Platforms and Marketplaces have one particular issue. You can build an awesome tool, make it robust, responsive, and even fun to use. You can put all the servers and routers behind it, and pour hours of development into it, but the real outcome gets determined by others.
The users, those providing the content, are who decide “what is it for?” and can range from welcoming positive support, to toxic, hateful trolls.
You have the option to push the boundaries of the “user agreement” and set rules that will change the tone, but at that point, you cease to really be a platform.
And with algorithms, and the social nature of platforms, the way anybody experiences them, is highly dependent on their connections, and their previous usage patterns.

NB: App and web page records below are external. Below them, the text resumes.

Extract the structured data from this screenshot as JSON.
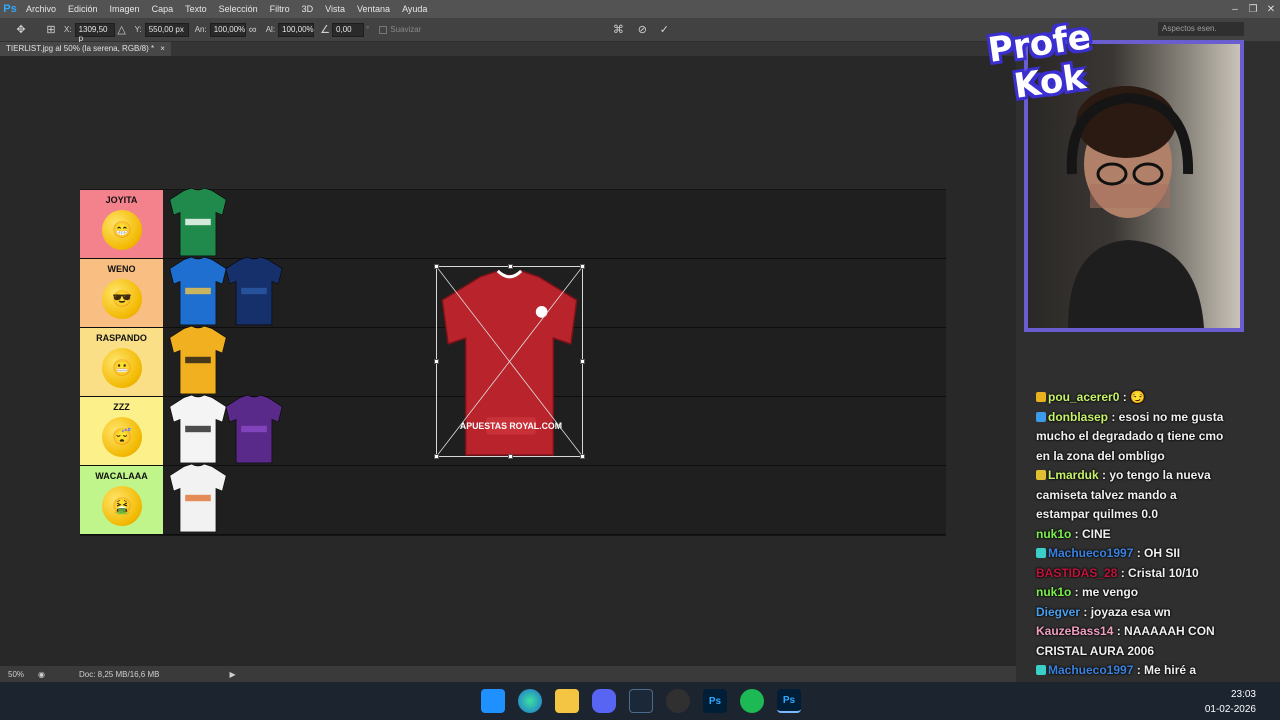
{
  "menubar": {
    "app_logo": "Ps",
    "items": [
      "Archivo",
      "Edición",
      "Imagen",
      "Capa",
      "Texto",
      "Selección",
      "Filtro",
      "3D",
      "Vista",
      "Ventana",
      "Ayuda"
    ],
    "window_controls": [
      "–",
      "❐",
      "✕"
    ]
  },
  "options": {
    "x_label": "X:",
    "x_value": "1309,50 p",
    "y_label": "Y:",
    "y_value": "550,00 px",
    "w_label": "An:",
    "w_value": "100,00%",
    "h_label": "Al:",
    "h_value": "100,00%",
    "angle_value": "0,00",
    "angle_unit": "°",
    "smooth_label": "Suavizar",
    "workspace": "Aspectos esen."
  },
  "document": {
    "tab_title": "TIERLIST.jpg al 50% (la serena, RGB/8) *"
  },
  "tierlist": {
    "tiers": [
      {
        "name": "JOYITA",
        "color": "#f4828c",
        "face": "😁"
      },
      {
        "name": "WENO",
        "color": "#f9be82",
        "face": "😎"
      },
      {
        "name": "RASPANDO",
        "color": "#fbdf86",
        "face": "😬"
      },
      {
        "name": "ZZZ",
        "color": "#fbf08a",
        "face": "😴"
      },
      {
        "name": "WACALAAA",
        "color": "#bff58a",
        "face": "🤮"
      }
    ],
    "featured_jersey_text": "APUESTAS ROYAL.COM"
  },
  "status": {
    "zoom": "50%",
    "doc_info": "Doc: 8,25 MB/16,6 MB"
  },
  "overlay": {
    "logo_line1": "Profe",
    "logo_line2": "Kok"
  },
  "chat": [
    {
      "user": "pou_acerer0",
      "color": "#c7f26a",
      "msg": " : 😏",
      "badge": "#e8b120"
    },
    {
      "user": "donblasep",
      "color": "#c7f26a",
      "msg": " : esosi no me gusta mucho el degradado q tiene cmo en la zona del ombligo",
      "badge": "#3c9be8"
    },
    {
      "user": "Lmarduk",
      "color": "#c7f26a",
      "msg": " : yo tengo la nueva camiseta talvez mando a estampar quilmes 0.0",
      "badge": "#e0c030"
    },
    {
      "user": "nuk1o",
      "color": "#7cf04a",
      "msg": " : CINE",
      "badge": ""
    },
    {
      "user": "Machueco1997",
      "color": "#3b82e0",
      "msg": " : OH SII",
      "badge": "#3ad0c8"
    },
    {
      "user": "BASTIDAS_28",
      "color": "#c0143c",
      "msg": " : Cristal 10/10",
      "badge": ""
    },
    {
      "user": "nuk1o",
      "color": "#7cf04a",
      "msg": " : me vengo",
      "badge": ""
    },
    {
      "user": "Diegver",
      "color": "#4aa0f0",
      "msg": " : joyaza esa wn",
      "badge": ""
    },
    {
      "user": "KauzeBass14",
      "color": "#f0a0c0",
      "msg": " : NAAAAAH CON CRISTAL AURA 2006",
      "badge": ""
    },
    {
      "user": "Machueco1997",
      "color": "#3b82e0",
      "msg": " : Me hiré a pajear con la imagen",
      "badge": "#3ad0c8"
    }
  ],
  "taskbar": {
    "time": "23:03",
    "date": "01-02-2026"
  }
}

Take for example Twitter. Is easy to use, robust, rarely drops, and it is simple. However, the experience that many people have is one of hatred and gloom.